→ **Work item**:
Read the lines of the data below and retrieve those with "icon".
┄┄┄┄┄┄
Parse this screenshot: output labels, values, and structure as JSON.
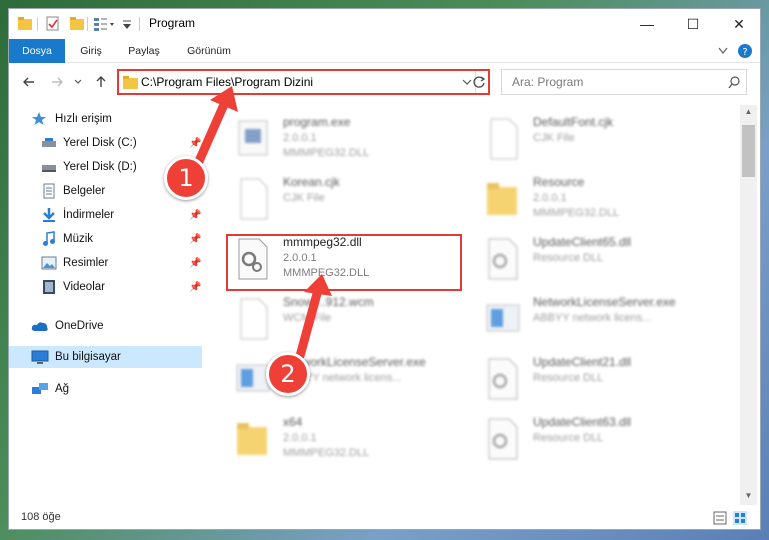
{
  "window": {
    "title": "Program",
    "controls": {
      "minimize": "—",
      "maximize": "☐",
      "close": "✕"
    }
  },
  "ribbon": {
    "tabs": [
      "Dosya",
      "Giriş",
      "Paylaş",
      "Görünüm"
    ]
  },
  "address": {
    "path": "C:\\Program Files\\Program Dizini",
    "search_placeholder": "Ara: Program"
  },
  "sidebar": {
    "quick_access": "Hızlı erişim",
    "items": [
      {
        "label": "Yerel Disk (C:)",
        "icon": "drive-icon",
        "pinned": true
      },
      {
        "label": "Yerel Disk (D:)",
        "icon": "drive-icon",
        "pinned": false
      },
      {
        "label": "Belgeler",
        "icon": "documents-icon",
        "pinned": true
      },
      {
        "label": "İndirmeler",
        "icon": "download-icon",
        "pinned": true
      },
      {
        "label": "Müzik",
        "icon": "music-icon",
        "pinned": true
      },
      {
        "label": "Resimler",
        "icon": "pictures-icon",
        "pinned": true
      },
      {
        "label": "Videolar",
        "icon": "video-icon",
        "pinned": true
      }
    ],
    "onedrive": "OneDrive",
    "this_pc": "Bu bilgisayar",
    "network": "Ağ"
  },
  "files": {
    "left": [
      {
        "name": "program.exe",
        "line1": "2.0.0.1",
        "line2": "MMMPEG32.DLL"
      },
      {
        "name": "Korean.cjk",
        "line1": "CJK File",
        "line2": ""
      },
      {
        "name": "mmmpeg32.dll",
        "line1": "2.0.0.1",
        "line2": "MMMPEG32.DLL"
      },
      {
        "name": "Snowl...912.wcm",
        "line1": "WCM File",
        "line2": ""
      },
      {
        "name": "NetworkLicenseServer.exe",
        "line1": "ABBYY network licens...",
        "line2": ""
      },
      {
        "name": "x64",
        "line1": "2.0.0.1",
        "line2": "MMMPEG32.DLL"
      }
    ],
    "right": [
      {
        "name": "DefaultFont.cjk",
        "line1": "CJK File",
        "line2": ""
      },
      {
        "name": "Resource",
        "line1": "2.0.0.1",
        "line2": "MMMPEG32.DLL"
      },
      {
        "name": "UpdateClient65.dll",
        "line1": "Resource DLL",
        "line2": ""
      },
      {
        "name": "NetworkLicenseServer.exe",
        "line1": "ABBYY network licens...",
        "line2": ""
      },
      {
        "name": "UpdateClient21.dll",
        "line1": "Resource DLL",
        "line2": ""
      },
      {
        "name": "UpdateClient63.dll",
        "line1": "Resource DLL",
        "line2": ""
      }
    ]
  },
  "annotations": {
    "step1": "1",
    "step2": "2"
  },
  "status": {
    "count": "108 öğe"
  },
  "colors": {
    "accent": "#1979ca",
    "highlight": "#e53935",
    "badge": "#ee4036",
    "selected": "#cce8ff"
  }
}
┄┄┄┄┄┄
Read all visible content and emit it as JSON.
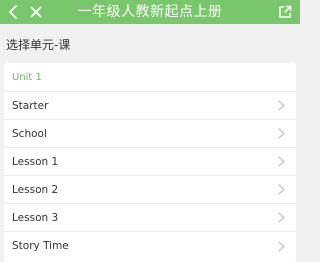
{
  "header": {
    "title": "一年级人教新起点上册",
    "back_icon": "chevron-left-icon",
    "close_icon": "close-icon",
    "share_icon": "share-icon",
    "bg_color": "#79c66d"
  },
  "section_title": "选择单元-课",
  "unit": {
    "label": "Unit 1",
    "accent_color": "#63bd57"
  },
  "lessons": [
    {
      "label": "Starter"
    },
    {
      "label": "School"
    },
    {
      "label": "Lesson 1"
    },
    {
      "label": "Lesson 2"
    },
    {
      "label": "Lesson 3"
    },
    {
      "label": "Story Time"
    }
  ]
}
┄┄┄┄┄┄
→ **Answer below**:
        "icon": "drive-icon",
        "icon": "drive-icon",
        "icon": "documents-icon",
        "icon": "download-icon",
        "icon": "music-icon",
        "icon": "pictures-icon",
        "icon": "video-icon",
    "back_icon": "chevron-left-icon",
    "close_icon": "close-icon",
    "share_icon": "share-icon",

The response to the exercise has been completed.